Interspersed with the three characters’ stories are Phil’s poems, written about the Irish countryside and his family (he called Carmel “the wren”):
Love is a tide,
it is mist
Becoming cloud, it is rain
On the river, water into water
Heart into heart. It is all
Downhill from here.
While reckoning with her father’s absence decades later, Carmel says: “Phil was off arguing with Dante or with Ovid because someone had to do all that.” The samples of Phil’s writing that Enright provides sound convincingly of his era and character, and her decision to include them in the narrative turns his work into another member of the family, as if to ask: Was sacrificing this for that worthwhile?
Nell, a 23-year-old freelance writer who sends explicit selfies to an abusive lover, gets a piece of the above poem tattooed on her body; she embodies Phil in other ways, too.
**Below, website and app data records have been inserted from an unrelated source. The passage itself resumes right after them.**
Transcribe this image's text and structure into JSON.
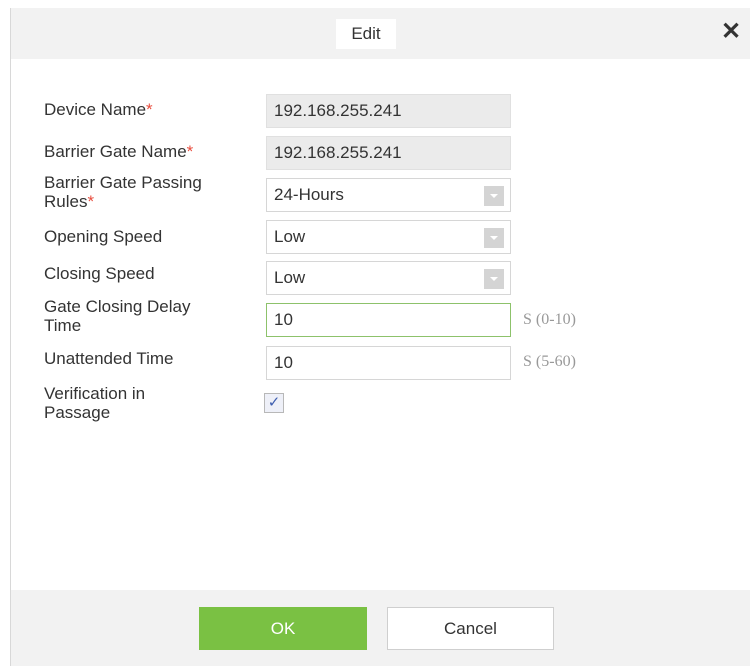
{
  "dialog": {
    "title": "Edit",
    "close_icon": "close-icon"
  },
  "form": {
    "device_name": {
      "label": "Device Name",
      "required_mark": "*",
      "value": "192.168.255.241"
    },
    "barrier_gate_name": {
      "label": "Barrier Gate Name",
      "required_mark": "*",
      "value": "192.168.255.241"
    },
    "passing_rules": {
      "label_line1": "Barrier Gate Passing",
      "label_line2": "Rules",
      "required_mark": "*",
      "value": "24-Hours"
    },
    "opening_speed": {
      "label": "Opening Speed",
      "value": "Low"
    },
    "closing_speed": {
      "label": "Closing Speed",
      "value": "Low"
    },
    "gate_closing_delay": {
      "label_line1": "Gate Closing Delay",
      "label_line2": "Time",
      "value": "10",
      "unit": "S",
      "range": "(0-10)"
    },
    "unattended_time": {
      "label": "Unattended Time",
      "value": "10",
      "unit": "S",
      "range": "(5-60)"
    },
    "verification": {
      "label_line1": "Verification in",
      "label_line2": "Passage",
      "checked": true,
      "check_glyph": "✓"
    }
  },
  "footer": {
    "ok_label": "OK",
    "cancel_label": "Cancel"
  },
  "colors": {
    "ok_button": "#7ac143",
    "required": "#e84c3d",
    "active_border": "#8dc26b"
  }
}
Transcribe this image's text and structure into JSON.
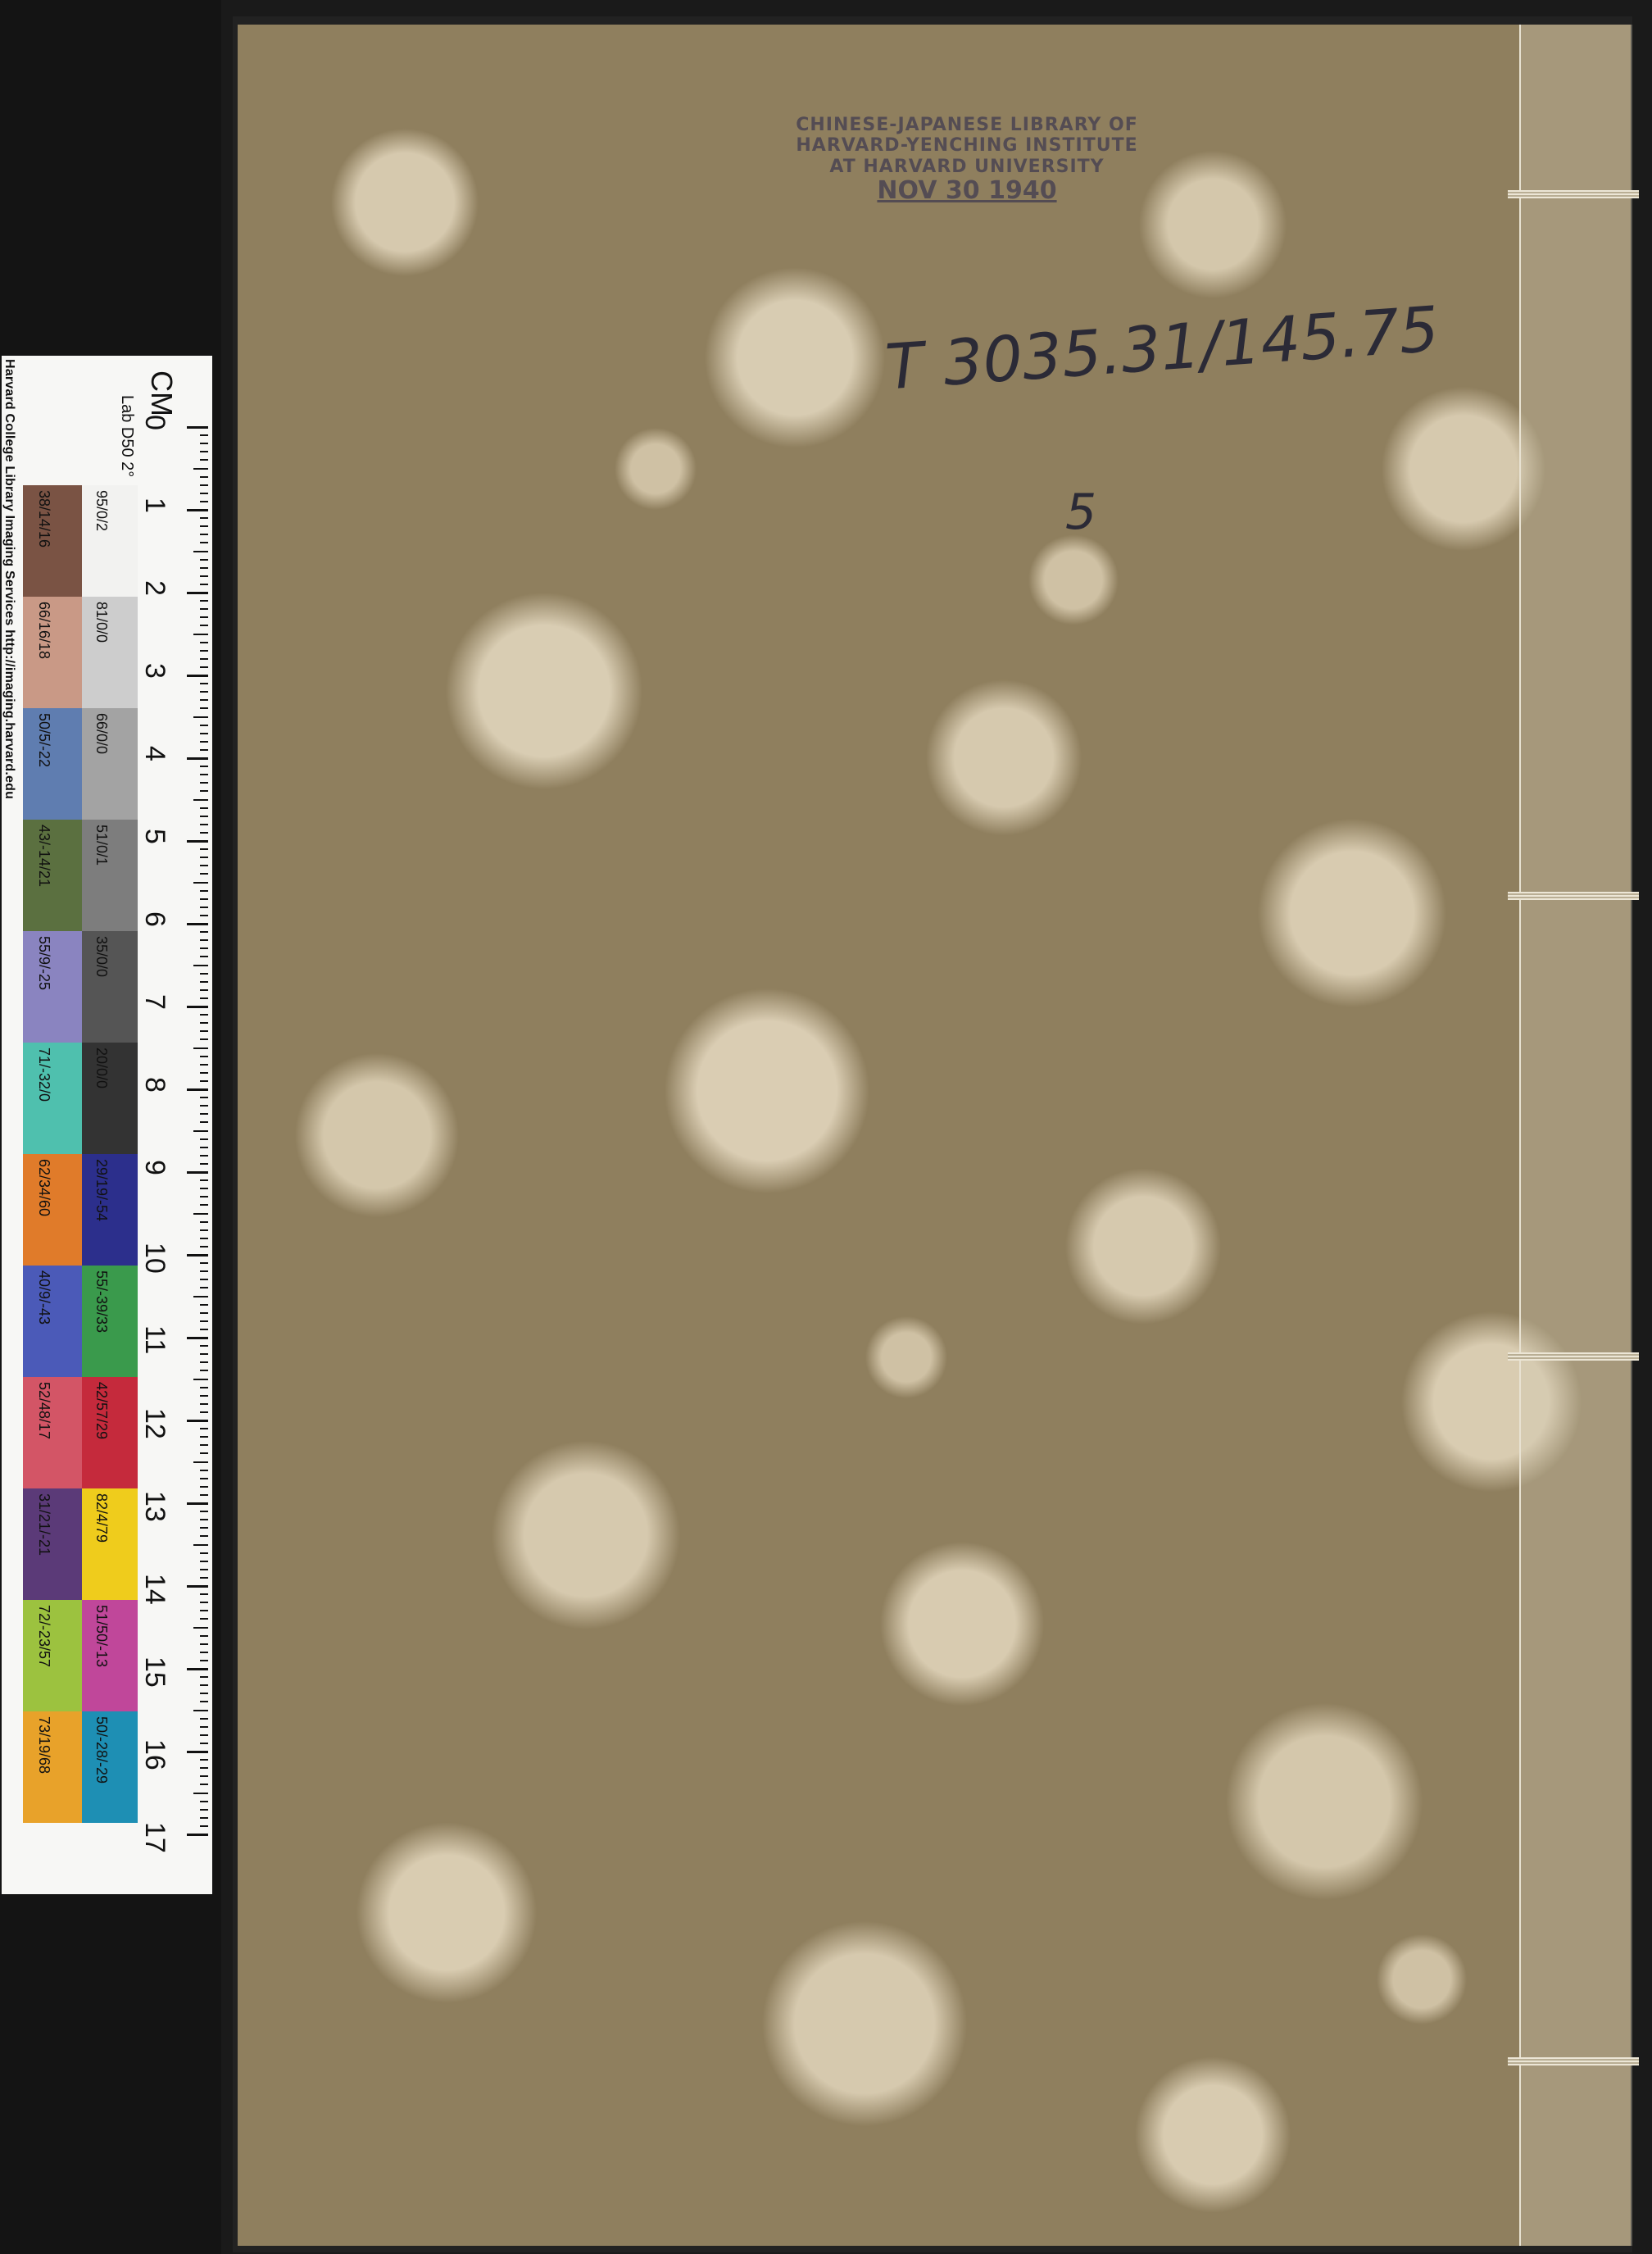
{
  "scale_card": {
    "credit": "Harvard College Library Imaging Services http://imaging.harvard.edu",
    "unit_label": "CM",
    "lab_label": "Lab D50 2°",
    "ruler_numbers": [
      "0",
      "1",
      "2",
      "3",
      "4",
      "5",
      "6",
      "7",
      "8",
      "9",
      "10",
      "11",
      "12",
      "13",
      "14",
      "15",
      "16",
      "17"
    ],
    "color_swatches": [
      {
        "label": "38/14/16",
        "color": "#7a5344"
      },
      {
        "label": "66/16/18",
        "color": "#c99986"
      },
      {
        "label": "50/5/-22",
        "color": "#5f7db0"
      },
      {
        "label": "43/-14/21",
        "color": "#5b7040"
      },
      {
        "label": "55/9/-25",
        "color": "#8a84c0"
      },
      {
        "label": "71/-32/0",
        "color": "#4fc0ae"
      },
      {
        "label": "62/34/60",
        "color": "#e07b2a"
      },
      {
        "label": "40/9/-43",
        "color": "#4b5ab8"
      },
      {
        "label": "52/48/17",
        "color": "#d35566"
      },
      {
        "label": "31/21/-21",
        "color": "#5b3a78"
      },
      {
        "label": "72/-23/57",
        "color": "#9cc23f"
      },
      {
        "label": "73/19/68",
        "color": "#e8a22a"
      }
    ],
    "gray_swatches": [
      {
        "label": "95/0/2",
        "color": "#f2f2f0"
      },
      {
        "label": "81/0/0",
        "color": "#cdcdcd"
      },
      {
        "label": "66/0/0",
        "color": "#a3a3a3"
      },
      {
        "label": "51/0/1",
        "color": "#7d7d7d"
      },
      {
        "label": "35/0/0",
        "color": "#555555"
      },
      {
        "label": "20/0/0",
        "color": "#333333"
      },
      {
        "label": "29/19/-54",
        "color": "#2c2f8c"
      },
      {
        "label": "55/-39/33",
        "color": "#3a9a4c"
      },
      {
        "label": "42/57/29",
        "color": "#c52a3c"
      },
      {
        "label": "82/4/79",
        "color": "#efcc1c"
      },
      {
        "label": "51/50/-13",
        "color": "#c0479a"
      },
      {
        "label": "50/-28/-29",
        "color": "#1e8fb4"
      }
    ]
  },
  "cover": {
    "stamp_line1": "CHINESE-JAPANESE LIBRARY OF",
    "stamp_line2": "HARVARD-YENCHING INSTITUTE",
    "stamp_line3": "AT HARVARD UNIVERSITY",
    "stamp_date": "NOV 30 1940",
    "call_number": "T 3035.31/145.75",
    "volume_number": "5"
  }
}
Like him, she is a romantic: “Time is a mechanism to measure how long we are apart,” she thinks of her would-be boyfriend. “It’s not that I think about him constantly, he is my way of thinking.”
But the most powerful trait the family shares is their dry humor. Phil tells us his mother bikes to a new teaching job, “her cheeks rosy and her arms grown lean in the beating of children that were not her own.” When Nell is born, Carmel refuses to let a man hold her because “that would be like holding it out at arm’s length and dropping it right there, on to the concrete.” A depressed Nell says: “I stand in the shower till the hot water runs out. I stay till my fingertips wrinkle, while polar bears swing their sad heads from side to side, looking for all the lost snow.”
In her sensitivity and strength, Nell might be on her way to becoming the most whole member of the three. Early in the novel she finds a release from her sorrow in watching videos of deaf children hearing their mothers’ voices for the first time, via cochlear implants — a scene she describes in a poem of her own.
Boy looks up
Something happens in his face
Full, swelling droplet
Tear release. Copious.
This is a powerful, thoughtful book by one of the great living writers on the subject of family, about how very long it takes to make peace with cruelty and loneliness, about being a woman living in the shadow of a man who wrestles with Ovid, doing the nonpoetic work of raising children and defrosting the freezer. Speaking about love in terms both domestic and transcendent, Enright coos through newly connected wires.